[Stored records]
====

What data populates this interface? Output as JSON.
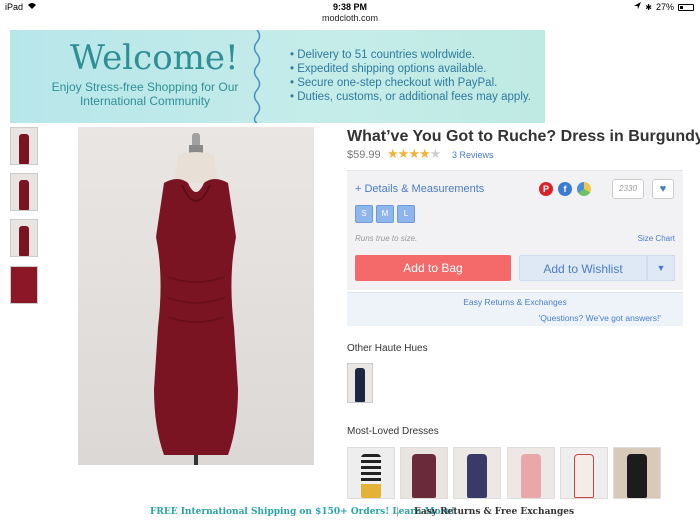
{
  "status": {
    "device": "iPad",
    "time": "9:38 PM",
    "battery": "27%",
    "battery_level": 0.27
  },
  "browser": {
    "url": "modcloth.com"
  },
  "banner": {
    "welcome": "Welcome!",
    "subtitle": "Enjoy Stress-free Shopping for Our International Community",
    "bullets": [
      "Delivery to 51 countries wolrdwide.",
      "Expedited shipping options available.",
      "Secure one-step checkout with PayPal.",
      "Duties, customs, or additional fees may apply."
    ]
  },
  "product": {
    "title": "What’ve You Got to Ruche? Dress in Burgundy",
    "price": "$59.99",
    "rating": 4,
    "rating_max": 5,
    "reviews": "3 Reviews",
    "details_label": "+ Details & Measurements",
    "save_count": "2330",
    "sizes": [
      "S",
      "M",
      "L"
    ],
    "runs_true": "Runs true to size.",
    "size_chart": "Size Chart",
    "add_to_bag": "Add to Bag",
    "add_to_wishlist": "Add to Wishlist",
    "easy_returns": "Easy Returns & Exchanges",
    "questions": "'Questions? We've got answers!'"
  },
  "other_hues": {
    "title": "Other Haute Hues"
  },
  "most_loved": {
    "title": "Most-Loved Dresses"
  },
  "footer": {
    "shipping": "FREE International Shipping on $150+ Orders! Learn More!",
    "separator": "|",
    "returns": "Easy Returns & Free Exchanges"
  },
  "colors": {
    "accent_teal": "#2f8f95",
    "link_blue": "#4a7dc8",
    "bag_red": "#f46a6a",
    "dress_burgundy": "#7a1322"
  }
}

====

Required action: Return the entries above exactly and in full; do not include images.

Task result:
What data populates this interface? Output as JSON.
{
  "status": {
    "device": "iPad",
    "time": "9:38 PM",
    "battery": "27%",
    "battery_level": 0.27
  },
  "browser": {
    "url": "modcloth.com"
  },
  "banner": {
    "welcome": "Welcome!",
    "subtitle": "Enjoy Stress-free Shopping for Our International Community",
    "bullets": [
      "Delivery to 51 countries wolrdwide.",
      "Expedited shipping options available.",
      "Secure one-step checkout with PayPal.",
      "Duties, customs, or additional fees may apply."
    ]
  },
  "product": {
    "title": "What’ve You Got to Ruche? Dress in Burgundy",
    "price": "$59.99",
    "rating": 4,
    "rating_max": 5,
    "reviews": "3 Reviews",
    "details_label": "+ Details & Measurements",
    "save_count": "2330",
    "sizes": [
      "S",
      "M",
      "L"
    ],
    "runs_true": "Runs true to size.",
    "size_chart": "Size Chart",
    "add_to_bag": "Add to Bag",
    "add_to_wishlist": "Add to Wishlist",
    "easy_returns": "Easy Returns & Exchanges",
    "questions": "'Questions? We've got answers!'"
  },
  "other_hues": {
    "title": "Other Haute Hues"
  },
  "most_loved": {
    "title": "Most-Loved Dresses"
  },
  "footer": {
    "shipping": "FREE International Shipping on $150+ Orders! Learn More!",
    "separator": "|",
    "returns": "Easy Returns & Free Exchanges"
  },
  "colors": {
    "accent_teal": "#2f8f95",
    "link_blue": "#4a7dc8",
    "bag_red": "#f46a6a",
    "dress_burgundy": "#7a1322"
  }
}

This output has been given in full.